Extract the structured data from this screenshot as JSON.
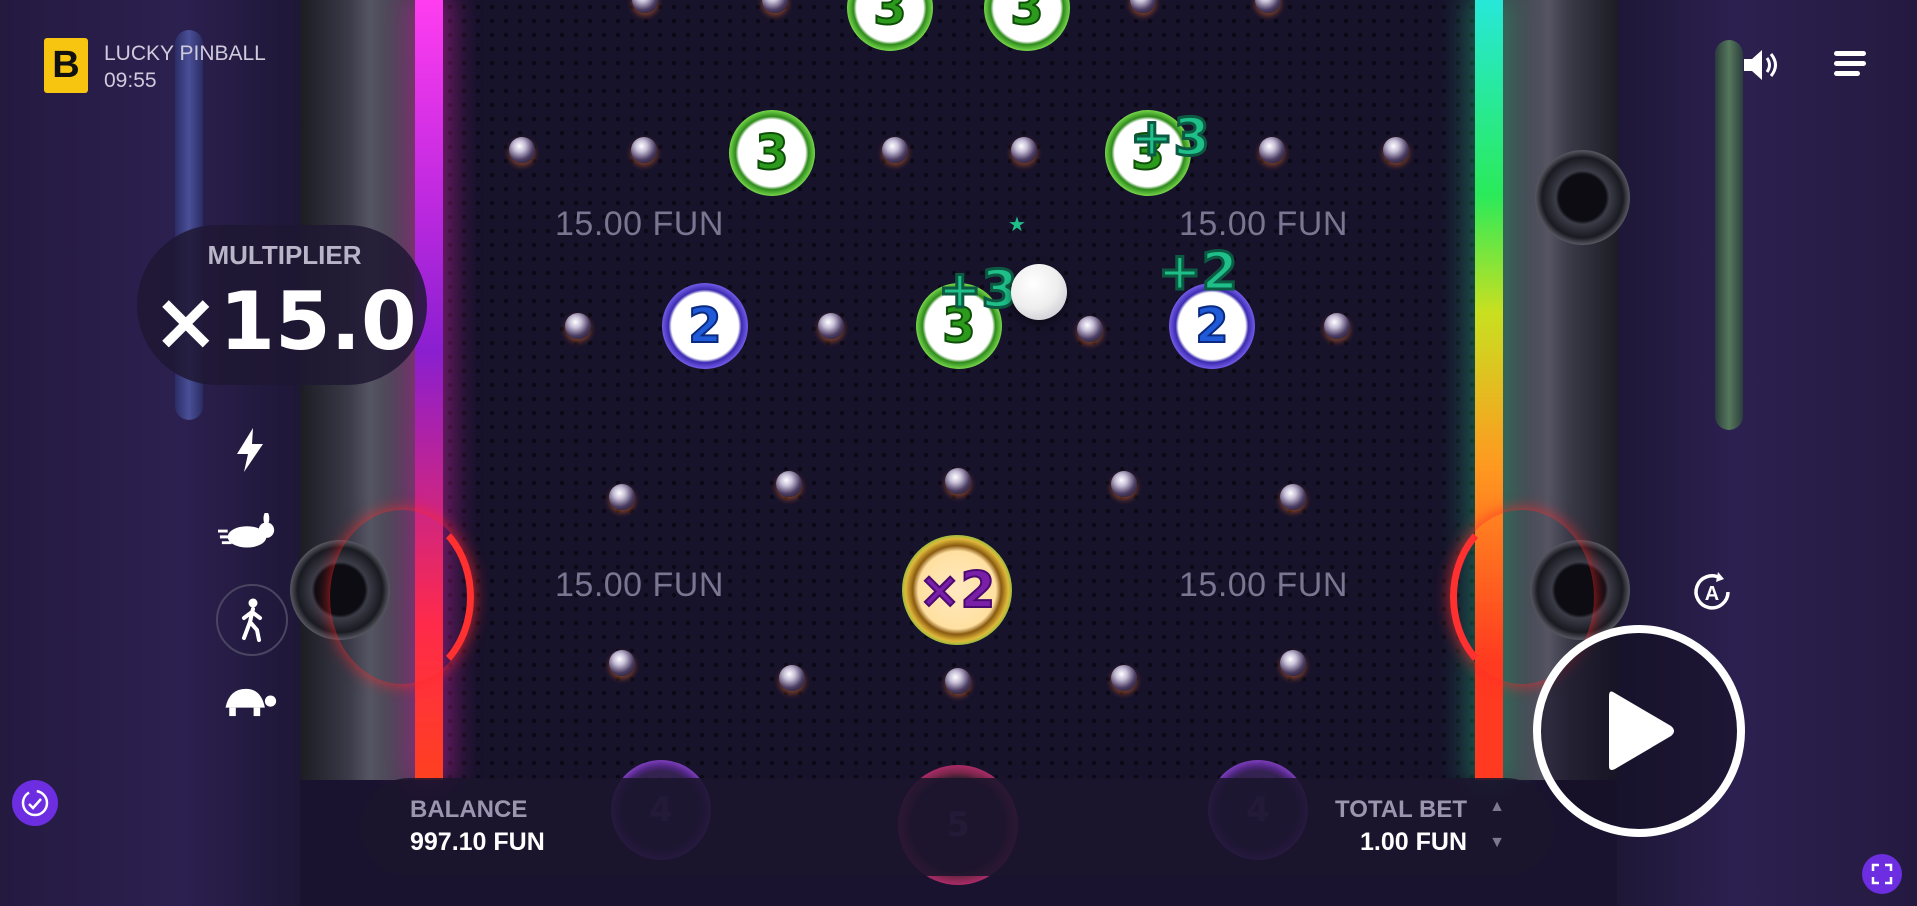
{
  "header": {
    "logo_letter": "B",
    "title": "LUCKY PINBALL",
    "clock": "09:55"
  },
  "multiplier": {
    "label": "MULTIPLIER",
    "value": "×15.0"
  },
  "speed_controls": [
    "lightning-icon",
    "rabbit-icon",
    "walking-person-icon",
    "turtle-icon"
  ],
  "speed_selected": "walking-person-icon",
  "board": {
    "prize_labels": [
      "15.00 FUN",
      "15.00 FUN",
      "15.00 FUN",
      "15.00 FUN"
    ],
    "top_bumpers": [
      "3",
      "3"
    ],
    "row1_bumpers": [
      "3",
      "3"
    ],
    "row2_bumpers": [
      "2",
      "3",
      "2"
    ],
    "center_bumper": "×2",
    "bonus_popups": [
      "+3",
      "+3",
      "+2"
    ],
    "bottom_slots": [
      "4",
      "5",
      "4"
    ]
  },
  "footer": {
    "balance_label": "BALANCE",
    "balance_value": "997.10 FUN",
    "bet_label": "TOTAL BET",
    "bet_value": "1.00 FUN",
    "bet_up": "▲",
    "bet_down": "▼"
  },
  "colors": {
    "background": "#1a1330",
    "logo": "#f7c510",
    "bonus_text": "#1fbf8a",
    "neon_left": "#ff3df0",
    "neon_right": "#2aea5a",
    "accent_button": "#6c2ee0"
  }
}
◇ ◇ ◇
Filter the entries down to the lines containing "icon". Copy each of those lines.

    "lightning-icon",
    "rabbit-icon",
    "walking-person-icon",
    "turtle-icon"
  "speed_selected": "walking-person-icon",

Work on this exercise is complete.